» Aim of the task
Pull every line that includes the word "запись" out of the data below and copy it.

» Data about app and page elements
/---

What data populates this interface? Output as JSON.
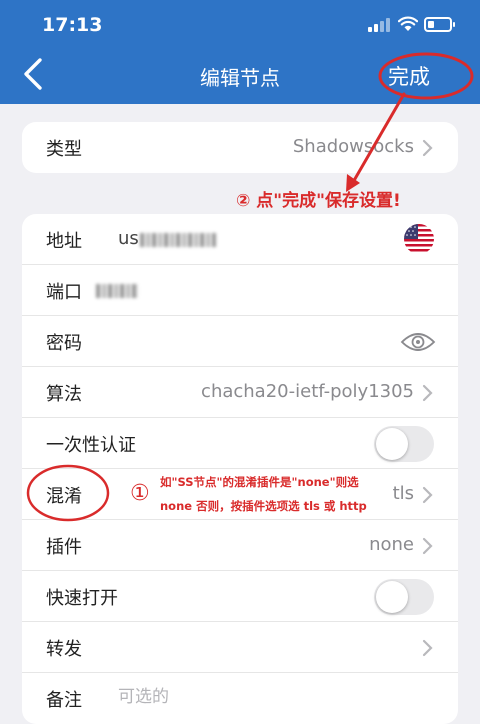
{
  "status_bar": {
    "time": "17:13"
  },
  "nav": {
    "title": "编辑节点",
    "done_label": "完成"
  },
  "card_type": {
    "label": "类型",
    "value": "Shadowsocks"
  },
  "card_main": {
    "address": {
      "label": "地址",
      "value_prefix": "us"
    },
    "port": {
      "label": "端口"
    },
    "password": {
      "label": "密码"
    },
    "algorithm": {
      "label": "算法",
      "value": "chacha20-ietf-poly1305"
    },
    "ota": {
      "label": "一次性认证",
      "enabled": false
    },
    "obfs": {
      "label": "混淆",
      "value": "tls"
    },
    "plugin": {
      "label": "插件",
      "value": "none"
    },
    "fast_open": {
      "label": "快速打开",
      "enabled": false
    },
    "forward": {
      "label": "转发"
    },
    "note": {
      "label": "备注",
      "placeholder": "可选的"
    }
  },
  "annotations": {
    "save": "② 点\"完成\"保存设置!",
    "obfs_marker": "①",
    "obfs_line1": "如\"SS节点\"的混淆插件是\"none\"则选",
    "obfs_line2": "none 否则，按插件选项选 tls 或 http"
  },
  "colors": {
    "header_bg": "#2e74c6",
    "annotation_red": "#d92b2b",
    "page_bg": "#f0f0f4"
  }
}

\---
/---

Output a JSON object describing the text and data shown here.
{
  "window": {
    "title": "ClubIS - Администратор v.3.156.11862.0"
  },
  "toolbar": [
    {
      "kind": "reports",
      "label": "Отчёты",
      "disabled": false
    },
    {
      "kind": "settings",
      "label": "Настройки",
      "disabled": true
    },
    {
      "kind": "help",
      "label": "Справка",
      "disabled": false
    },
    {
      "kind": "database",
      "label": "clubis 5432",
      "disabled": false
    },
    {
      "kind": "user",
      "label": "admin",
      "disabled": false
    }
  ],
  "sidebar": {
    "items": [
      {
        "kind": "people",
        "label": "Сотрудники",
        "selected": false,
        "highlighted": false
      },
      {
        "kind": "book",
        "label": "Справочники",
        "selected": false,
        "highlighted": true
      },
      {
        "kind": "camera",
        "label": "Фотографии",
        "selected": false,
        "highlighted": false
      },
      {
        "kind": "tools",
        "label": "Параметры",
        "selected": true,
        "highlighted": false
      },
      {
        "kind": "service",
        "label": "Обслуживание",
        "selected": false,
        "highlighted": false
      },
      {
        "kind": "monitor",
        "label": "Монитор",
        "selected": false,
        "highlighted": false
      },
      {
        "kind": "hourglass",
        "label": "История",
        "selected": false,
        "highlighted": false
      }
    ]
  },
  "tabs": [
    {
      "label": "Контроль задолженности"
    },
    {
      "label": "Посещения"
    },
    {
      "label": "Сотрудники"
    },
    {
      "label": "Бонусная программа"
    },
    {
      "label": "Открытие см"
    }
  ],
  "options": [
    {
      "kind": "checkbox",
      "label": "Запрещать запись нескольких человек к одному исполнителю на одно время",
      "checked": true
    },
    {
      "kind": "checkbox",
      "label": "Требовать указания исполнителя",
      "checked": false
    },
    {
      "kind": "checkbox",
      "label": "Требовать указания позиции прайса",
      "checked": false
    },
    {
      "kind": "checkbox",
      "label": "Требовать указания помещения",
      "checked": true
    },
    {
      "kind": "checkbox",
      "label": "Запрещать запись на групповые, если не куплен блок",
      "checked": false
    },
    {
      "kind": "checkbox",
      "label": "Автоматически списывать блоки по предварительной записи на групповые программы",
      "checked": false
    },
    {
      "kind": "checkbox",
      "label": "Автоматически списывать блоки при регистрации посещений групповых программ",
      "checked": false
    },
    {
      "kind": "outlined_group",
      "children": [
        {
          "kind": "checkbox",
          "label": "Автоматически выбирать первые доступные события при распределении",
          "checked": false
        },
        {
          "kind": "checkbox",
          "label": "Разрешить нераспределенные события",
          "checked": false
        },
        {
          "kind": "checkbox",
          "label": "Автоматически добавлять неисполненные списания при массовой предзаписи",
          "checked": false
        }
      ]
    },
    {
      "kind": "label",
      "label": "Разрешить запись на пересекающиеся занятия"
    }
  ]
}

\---
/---

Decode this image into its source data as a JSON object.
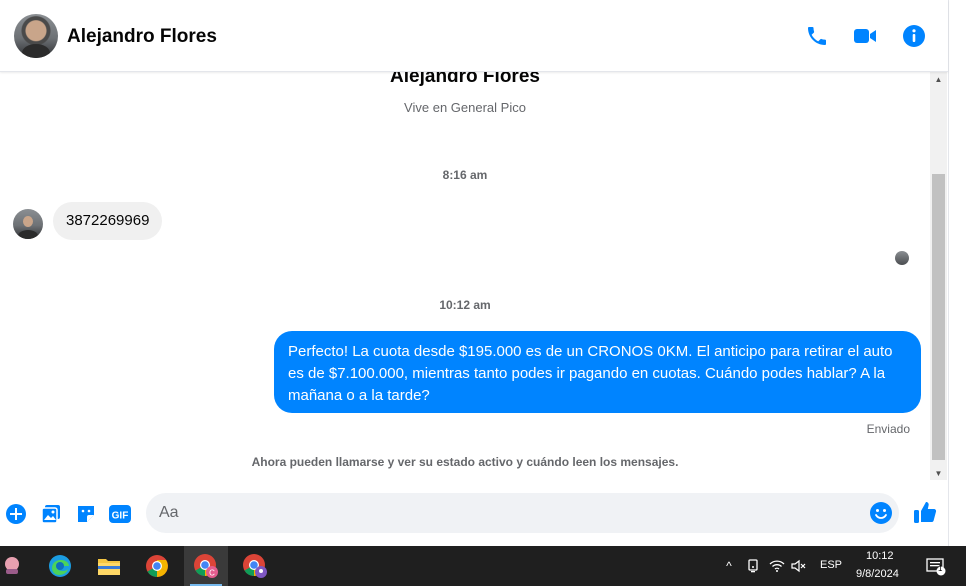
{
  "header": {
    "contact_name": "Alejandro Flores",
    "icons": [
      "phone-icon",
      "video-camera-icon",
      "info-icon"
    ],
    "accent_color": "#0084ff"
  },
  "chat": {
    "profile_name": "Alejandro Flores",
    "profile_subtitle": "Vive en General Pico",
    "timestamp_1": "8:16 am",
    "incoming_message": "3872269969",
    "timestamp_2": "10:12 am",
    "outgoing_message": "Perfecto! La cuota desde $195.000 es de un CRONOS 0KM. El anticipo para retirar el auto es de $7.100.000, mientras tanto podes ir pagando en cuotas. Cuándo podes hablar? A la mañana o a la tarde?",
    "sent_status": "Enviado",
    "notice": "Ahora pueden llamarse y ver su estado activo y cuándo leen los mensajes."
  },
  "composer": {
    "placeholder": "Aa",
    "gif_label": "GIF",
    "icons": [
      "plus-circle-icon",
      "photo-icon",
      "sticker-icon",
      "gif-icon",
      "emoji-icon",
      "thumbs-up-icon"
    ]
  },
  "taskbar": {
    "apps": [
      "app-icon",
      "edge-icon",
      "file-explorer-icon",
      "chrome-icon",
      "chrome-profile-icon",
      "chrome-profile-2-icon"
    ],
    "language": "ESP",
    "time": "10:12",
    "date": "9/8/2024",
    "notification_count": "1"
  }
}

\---

» Solution below
      "label": "Запрещать запись нескольких человек к одному исполнителю на одно время",
      "label": "Запрещать запись на групповые, если не куплен блок",
      "label": "Разрешить запись на пересекающиеся занятия"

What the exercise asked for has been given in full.